And as Immergluck talks about Atlanta’s shift toward a majority-white city, it isn’t hard to imagine the displacement that will come in poor and even middle-class communities, regardless of racial makeup. The intimations are already there in redevelopment debates about bohemian spots like Little Five Points, with the press helpfully describing target properties as “gritty” or “grungy.”
“Red Hot City” is helpful in providing a digest of several major trends and debates that have been in the news over the past decade, and Immergluck supports much of his analysis with extensive statistics. By necessity, his perspective is often high-level and does not delve into nuances that sometime complicate the picture. One such situation I know well — I am, after all, one of the endnoted sources for it — is suburban Sandy Springs, where decades of City attempts to displace lower-income apartment-dwellers has run into social justice advocacy from a philanthropic couples’ movement called Sandy Springs Together.

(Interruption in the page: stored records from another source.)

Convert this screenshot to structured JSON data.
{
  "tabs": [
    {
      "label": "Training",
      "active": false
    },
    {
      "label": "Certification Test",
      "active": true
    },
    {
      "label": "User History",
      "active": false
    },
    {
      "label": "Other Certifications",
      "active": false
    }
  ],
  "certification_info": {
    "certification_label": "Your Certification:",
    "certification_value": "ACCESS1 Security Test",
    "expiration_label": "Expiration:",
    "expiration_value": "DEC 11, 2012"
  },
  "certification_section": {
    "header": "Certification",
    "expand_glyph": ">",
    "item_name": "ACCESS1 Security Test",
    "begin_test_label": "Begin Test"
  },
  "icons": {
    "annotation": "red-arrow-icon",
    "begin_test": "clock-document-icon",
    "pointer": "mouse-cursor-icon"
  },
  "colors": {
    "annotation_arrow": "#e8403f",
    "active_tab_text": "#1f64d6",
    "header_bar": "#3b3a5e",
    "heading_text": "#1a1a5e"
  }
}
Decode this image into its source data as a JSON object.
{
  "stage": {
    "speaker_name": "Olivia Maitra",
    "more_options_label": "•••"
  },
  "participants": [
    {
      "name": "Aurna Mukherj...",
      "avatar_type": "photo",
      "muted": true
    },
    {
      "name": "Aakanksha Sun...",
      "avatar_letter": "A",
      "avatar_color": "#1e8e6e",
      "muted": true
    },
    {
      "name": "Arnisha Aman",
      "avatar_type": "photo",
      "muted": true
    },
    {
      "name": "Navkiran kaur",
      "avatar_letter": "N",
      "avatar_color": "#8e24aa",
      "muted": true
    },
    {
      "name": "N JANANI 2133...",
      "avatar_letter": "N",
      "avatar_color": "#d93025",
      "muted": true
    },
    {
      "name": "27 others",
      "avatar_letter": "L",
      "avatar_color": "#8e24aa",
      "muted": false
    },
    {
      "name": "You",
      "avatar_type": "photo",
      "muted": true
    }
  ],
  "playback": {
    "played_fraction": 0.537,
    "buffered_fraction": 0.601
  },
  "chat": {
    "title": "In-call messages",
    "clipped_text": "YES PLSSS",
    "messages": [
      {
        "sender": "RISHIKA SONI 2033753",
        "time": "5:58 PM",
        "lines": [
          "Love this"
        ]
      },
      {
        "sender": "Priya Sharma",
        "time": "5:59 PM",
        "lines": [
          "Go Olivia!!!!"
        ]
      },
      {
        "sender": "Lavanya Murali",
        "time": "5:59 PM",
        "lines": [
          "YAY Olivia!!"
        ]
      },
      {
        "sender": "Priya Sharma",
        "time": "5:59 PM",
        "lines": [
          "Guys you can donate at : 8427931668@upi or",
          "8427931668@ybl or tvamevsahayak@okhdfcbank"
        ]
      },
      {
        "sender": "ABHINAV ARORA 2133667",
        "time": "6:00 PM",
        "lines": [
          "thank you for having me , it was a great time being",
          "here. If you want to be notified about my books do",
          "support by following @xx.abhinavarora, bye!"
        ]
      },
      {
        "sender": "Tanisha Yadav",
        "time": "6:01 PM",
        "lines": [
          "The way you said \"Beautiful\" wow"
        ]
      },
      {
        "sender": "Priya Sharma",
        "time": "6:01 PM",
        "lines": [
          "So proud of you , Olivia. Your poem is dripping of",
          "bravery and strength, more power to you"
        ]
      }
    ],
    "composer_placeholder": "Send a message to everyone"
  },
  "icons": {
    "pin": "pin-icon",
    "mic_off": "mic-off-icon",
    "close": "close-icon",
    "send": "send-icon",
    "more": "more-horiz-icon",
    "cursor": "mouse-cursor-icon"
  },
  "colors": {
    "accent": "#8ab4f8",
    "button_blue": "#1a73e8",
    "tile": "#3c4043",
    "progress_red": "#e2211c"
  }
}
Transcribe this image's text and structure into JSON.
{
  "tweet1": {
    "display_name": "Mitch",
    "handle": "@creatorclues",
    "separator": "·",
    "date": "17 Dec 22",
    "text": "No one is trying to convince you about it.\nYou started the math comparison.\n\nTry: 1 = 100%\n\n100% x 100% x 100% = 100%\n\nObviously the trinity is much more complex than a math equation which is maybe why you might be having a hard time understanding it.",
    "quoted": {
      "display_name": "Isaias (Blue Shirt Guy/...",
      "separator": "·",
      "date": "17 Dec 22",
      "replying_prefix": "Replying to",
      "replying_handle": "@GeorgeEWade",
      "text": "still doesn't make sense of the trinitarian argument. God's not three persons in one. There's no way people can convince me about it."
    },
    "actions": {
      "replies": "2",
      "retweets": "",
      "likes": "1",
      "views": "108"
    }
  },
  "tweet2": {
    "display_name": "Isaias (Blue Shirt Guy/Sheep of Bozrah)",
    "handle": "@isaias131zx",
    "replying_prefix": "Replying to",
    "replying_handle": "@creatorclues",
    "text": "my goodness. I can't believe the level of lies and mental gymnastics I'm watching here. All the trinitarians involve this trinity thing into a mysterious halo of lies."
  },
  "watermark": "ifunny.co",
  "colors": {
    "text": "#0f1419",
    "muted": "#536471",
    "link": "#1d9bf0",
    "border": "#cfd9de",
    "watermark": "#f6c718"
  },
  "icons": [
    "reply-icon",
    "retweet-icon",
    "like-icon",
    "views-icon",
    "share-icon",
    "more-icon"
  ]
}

Immergluck recounts a 2017 meeting I covered, which he accurately calls a token affair required for the city to maintain federal Community Development Block Grant (CDGB) funding. A handful of attendees from local apartments begged for CDGB funding for affordable housing, while the City continued to spend it only on building sidewalks in an area it obviously hoped to gentrify. But there was a lot more to the story. The City actually held several CDGB input meetings, more than it had to, as a way of dipping its toe into nascent political stirrings of the need for affordable housing in a city where working-class employees were increasingly hard to find, among other impacts.
My curiosity about that extra effort and hints of behind-the-scenes talks led me to discover that the City, in collaboration with the couple who would go on to form Sandy Springs Together, had been working for months on a secret concept for an East Lake-style, mixed-income redevelopment that would include a community center and other wrap-around support. The plan also included a pro-affordable-housing education campaign suggested by the City official who led the CDGB meetings.
Plenty about that concept was problematic. Like the City-driven raw teardowns before, it was still extremely paternalistic, still focused on displacing current residents, still fundamentally inspired by the interests of a wealthy adjacent neighborhood built around a horse stable. The City initially aimed to limit input from affected people by not even holding meetings in the neighborhood, and kept the concept secret in part due to the obvious racial implications of displacing people of color.
Nonetheless, it was an extraordinary sea change for a City whose civic traditions included exclusionary zoning that went by the naked term “protected neighborhoods.” It was a mostly sincere and heartfelt demonstration of a realization that affordable housing and diversity matter in both practical and moral ways for the success of the city. It launched debate, advocacy and accountability — and some backpedaling. Of course, what it amounts to in long-term policy remains to be seen. As Atlanta goes, often so goes the metro.
“Red Hot City” does not fail by lacking that entire story; it succeeds by giving me a reason to retell it. Every chapter of this book could and should be its own book, but that’s not Immergluck’s job. It’s our job to share and chew over the devils of the details of what is now a very ugly metro Atlanta story until we have a much better version to tell.